What is it Like to Work in China? by Zara Zhang
“Although it feels like you are scrambling and hustling from meeting to meeting every day without end, the learning and growing are also happening at a rapid pace. China is one of those places where just being there is an educational experience.”
Key Insight: If you think life in the West is a never-ending firehose of information, messages, meetings, and movement, you haven’t seen anything yet.
Zhang relocated from a busy life in Silicon Valley to Beijing and does a fascinating job describing the difference in this article. Her insights and observations are descriptions of everyday life, but she draws out consistent themes that paint a very real picture of life in China.

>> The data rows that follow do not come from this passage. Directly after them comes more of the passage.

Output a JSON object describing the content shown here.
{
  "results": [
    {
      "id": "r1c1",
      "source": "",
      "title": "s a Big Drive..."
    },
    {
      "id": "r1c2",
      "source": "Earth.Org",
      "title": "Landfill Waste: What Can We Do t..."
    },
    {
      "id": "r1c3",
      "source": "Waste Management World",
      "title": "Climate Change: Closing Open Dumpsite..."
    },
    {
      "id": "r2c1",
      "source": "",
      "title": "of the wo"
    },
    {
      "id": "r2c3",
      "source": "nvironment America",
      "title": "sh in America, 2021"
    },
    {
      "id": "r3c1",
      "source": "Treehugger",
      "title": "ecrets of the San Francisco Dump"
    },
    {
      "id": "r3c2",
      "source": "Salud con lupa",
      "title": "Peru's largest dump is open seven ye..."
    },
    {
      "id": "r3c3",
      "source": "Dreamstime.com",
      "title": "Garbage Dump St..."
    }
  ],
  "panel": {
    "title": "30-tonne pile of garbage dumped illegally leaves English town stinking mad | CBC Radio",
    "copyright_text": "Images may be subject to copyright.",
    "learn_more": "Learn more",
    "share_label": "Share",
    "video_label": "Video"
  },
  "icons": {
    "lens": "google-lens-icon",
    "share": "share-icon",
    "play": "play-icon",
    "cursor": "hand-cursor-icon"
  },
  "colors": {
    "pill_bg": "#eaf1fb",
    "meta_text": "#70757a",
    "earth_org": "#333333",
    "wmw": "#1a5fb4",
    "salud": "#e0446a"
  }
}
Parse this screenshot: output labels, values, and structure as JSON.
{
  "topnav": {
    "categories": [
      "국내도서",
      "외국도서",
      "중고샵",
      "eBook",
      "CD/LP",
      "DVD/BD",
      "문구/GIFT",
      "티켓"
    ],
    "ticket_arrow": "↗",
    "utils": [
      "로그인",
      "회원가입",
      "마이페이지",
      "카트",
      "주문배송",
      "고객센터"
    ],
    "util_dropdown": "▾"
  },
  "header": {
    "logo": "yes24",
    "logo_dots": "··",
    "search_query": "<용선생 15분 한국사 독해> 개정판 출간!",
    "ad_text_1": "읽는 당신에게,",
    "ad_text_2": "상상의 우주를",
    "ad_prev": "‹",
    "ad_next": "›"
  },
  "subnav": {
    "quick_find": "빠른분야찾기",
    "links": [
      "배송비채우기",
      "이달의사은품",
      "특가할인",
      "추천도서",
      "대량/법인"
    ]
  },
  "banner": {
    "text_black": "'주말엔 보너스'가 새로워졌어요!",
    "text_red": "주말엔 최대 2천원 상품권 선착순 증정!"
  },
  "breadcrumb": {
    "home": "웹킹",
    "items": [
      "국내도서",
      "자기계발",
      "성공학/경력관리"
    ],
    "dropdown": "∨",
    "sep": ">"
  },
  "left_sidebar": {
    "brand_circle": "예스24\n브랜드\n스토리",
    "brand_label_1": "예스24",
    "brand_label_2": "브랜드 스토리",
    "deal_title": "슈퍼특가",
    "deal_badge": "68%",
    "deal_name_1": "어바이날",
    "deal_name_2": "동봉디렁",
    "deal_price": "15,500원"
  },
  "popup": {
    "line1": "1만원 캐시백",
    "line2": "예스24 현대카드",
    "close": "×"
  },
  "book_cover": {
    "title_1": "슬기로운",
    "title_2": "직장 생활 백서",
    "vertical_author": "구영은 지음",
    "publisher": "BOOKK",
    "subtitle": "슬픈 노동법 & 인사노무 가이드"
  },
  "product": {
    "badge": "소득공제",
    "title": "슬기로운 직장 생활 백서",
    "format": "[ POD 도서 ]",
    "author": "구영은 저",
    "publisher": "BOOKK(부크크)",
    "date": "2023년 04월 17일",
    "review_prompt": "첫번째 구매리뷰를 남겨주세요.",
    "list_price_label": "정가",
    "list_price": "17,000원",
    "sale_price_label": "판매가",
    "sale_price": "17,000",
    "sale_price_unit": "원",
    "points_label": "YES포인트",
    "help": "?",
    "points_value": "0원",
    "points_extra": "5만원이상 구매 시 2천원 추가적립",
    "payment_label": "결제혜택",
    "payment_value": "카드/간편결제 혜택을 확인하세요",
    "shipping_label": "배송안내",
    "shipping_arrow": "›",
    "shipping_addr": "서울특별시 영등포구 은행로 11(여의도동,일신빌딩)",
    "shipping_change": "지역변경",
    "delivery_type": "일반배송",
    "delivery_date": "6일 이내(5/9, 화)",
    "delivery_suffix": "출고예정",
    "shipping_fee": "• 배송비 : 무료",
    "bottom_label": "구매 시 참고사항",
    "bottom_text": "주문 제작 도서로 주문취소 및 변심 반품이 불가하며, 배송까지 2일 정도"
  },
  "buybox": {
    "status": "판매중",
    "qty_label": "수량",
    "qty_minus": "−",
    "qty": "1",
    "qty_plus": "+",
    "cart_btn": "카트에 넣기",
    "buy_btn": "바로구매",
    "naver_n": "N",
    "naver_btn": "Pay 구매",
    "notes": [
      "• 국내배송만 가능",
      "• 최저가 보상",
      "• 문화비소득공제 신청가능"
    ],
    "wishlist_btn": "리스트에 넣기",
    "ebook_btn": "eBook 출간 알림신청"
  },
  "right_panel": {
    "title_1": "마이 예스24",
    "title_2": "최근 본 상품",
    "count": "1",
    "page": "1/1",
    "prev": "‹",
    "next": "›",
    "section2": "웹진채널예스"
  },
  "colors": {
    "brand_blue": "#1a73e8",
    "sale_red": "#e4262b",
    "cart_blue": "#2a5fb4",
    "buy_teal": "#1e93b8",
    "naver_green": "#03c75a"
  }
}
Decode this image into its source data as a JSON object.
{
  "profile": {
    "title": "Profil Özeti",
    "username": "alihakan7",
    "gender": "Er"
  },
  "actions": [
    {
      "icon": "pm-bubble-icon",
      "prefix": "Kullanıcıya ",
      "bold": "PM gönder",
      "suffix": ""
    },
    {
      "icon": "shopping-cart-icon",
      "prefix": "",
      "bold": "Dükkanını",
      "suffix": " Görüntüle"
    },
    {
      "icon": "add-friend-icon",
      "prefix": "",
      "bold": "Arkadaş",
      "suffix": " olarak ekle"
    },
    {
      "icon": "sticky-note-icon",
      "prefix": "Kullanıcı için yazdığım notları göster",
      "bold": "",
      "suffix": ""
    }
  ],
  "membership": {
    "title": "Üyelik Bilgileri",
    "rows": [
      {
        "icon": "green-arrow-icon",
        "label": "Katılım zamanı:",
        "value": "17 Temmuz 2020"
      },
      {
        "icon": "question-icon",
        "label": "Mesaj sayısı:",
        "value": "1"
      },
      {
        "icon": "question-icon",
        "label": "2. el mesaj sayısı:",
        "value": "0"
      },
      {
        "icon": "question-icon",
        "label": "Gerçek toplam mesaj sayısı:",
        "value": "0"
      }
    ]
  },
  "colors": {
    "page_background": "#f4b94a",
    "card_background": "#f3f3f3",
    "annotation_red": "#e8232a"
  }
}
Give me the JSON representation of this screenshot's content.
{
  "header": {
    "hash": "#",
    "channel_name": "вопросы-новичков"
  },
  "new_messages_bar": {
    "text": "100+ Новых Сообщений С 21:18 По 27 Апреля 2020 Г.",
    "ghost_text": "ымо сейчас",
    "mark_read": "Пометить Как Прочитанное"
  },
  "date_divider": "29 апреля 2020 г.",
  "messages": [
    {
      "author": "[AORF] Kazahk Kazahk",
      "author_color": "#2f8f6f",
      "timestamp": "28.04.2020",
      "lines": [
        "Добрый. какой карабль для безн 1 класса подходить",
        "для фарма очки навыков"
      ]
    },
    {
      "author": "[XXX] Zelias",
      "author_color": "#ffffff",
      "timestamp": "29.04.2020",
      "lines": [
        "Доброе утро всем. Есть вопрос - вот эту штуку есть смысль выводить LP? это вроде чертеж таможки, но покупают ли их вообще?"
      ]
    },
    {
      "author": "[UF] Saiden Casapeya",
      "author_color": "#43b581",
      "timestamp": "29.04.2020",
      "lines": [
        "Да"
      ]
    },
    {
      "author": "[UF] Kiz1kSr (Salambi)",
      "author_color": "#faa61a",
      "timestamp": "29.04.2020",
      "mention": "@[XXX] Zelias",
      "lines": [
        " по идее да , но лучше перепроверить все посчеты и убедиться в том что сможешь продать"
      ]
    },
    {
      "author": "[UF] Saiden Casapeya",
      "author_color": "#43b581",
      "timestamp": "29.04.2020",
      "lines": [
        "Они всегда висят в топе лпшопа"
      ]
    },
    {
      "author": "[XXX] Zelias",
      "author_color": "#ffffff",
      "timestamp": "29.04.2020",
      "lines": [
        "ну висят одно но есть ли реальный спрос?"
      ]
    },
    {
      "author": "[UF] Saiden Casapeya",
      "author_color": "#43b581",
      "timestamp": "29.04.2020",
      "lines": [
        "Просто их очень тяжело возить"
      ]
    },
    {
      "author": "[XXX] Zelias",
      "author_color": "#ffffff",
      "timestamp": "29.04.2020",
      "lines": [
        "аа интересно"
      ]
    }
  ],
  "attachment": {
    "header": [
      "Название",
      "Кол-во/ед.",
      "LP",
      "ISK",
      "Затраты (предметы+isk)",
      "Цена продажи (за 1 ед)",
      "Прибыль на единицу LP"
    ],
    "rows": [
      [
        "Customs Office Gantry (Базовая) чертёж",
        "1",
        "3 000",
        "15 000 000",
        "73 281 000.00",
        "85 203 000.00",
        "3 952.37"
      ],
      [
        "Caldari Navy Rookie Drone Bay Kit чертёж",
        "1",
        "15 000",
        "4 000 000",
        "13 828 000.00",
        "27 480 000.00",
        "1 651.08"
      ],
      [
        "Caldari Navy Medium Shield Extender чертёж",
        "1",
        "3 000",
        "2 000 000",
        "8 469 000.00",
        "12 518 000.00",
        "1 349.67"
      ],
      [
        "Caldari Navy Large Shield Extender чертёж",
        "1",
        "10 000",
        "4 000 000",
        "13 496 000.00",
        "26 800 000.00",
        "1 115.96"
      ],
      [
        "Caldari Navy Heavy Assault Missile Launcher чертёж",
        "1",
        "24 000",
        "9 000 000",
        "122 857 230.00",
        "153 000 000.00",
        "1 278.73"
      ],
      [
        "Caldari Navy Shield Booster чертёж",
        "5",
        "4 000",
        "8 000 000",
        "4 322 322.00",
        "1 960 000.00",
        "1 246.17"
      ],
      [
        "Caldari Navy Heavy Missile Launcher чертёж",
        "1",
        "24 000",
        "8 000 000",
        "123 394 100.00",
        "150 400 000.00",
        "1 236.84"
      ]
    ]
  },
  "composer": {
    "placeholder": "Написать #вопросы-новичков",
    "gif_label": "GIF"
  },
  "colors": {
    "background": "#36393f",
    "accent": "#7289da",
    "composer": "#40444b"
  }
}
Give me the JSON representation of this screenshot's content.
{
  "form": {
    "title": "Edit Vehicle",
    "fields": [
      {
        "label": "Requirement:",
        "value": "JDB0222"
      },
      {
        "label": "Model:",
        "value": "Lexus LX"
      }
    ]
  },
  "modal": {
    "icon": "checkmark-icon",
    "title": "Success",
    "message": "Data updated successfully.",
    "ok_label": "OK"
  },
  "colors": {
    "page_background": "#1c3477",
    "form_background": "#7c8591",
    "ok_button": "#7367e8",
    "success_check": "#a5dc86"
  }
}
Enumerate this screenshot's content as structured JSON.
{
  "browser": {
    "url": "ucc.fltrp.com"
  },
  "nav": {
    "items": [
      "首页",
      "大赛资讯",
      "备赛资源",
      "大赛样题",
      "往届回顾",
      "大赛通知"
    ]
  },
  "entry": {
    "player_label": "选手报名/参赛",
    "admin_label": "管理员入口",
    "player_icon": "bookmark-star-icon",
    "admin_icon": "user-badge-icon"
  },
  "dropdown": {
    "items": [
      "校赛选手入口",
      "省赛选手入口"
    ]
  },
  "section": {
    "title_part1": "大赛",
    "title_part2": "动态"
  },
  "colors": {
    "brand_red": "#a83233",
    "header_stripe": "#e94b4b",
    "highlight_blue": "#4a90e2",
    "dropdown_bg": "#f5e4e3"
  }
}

I’m including this article because I think it’s important to study China and I learned a lot from it:
- Working in China means processing a much higher volume of information, people, and deals on a daily basis.
- WeChat is the primary source of this.
- Chinese business communication is very straightforward.
- People are always late and many things get scheduled or cancelled at the very last minute.
- Numbers (scale) in China are much bigger.
- Information overload is the norm.
What the Hell is Going On? by David Perell
“By understanding information flows, we gain a measure of control over them.”
Key Insight: The shift from information scarcity to information abundance is transforming commerce, education, and politics from a centralized, Mass Media dominated environment, to one where information is decentralized and new technology is changing the way we communicate ideas.
Perell analyzes the flow of information through a media lens, shedding light on why trust in higher authority is corroding, how control of the narrative is dispersing and what this means for uncovering truth.
A takeaway of mine through the lens of what I am working on is that the keys to success for any information distribution strategy are (1) decentralize information, (2) connect directly with your audience, and (3) reach them via one platform that everyone already uses.
Leverage Points: Places to Intervene in a System by Donella Meadows
“In the end, it seems that mastery has less to do with pushing leverage points than it does with strategically, profoundly, madly letting go.”
Key Insight: This reflection, from the late Donella Meadows, centers on an epiphany she had during a meeting about the new global trade regime at the time (NAFTA, GATT and the WTO). She found herself getting worked up about this new system people were inventing, it’s monstrous scale, and how nobody could predict how it would behave (even though they all talked as though they did). The result is a superb meditation on the relative pros and cons of intervening at the various leverage points of a system. It’s a must-read for anyone new to systems thinking (as I was at the time), and infinitely more useful than what it first appears.
For instance, in response to the question, how do you change paradigms?
“Keep pointing at the anomalies and failures in the old paradigm, keep coming yourself… with assurance from the new one… don’t waste time with reactionaries; rather work with.. the vast middle ground of people who are open-minded.”
Or this insight into power, control, and resistance to change:
“The higher the leverage point, the more the system will resist changing it — that’s why societies have to rub out truly enlightened beings.”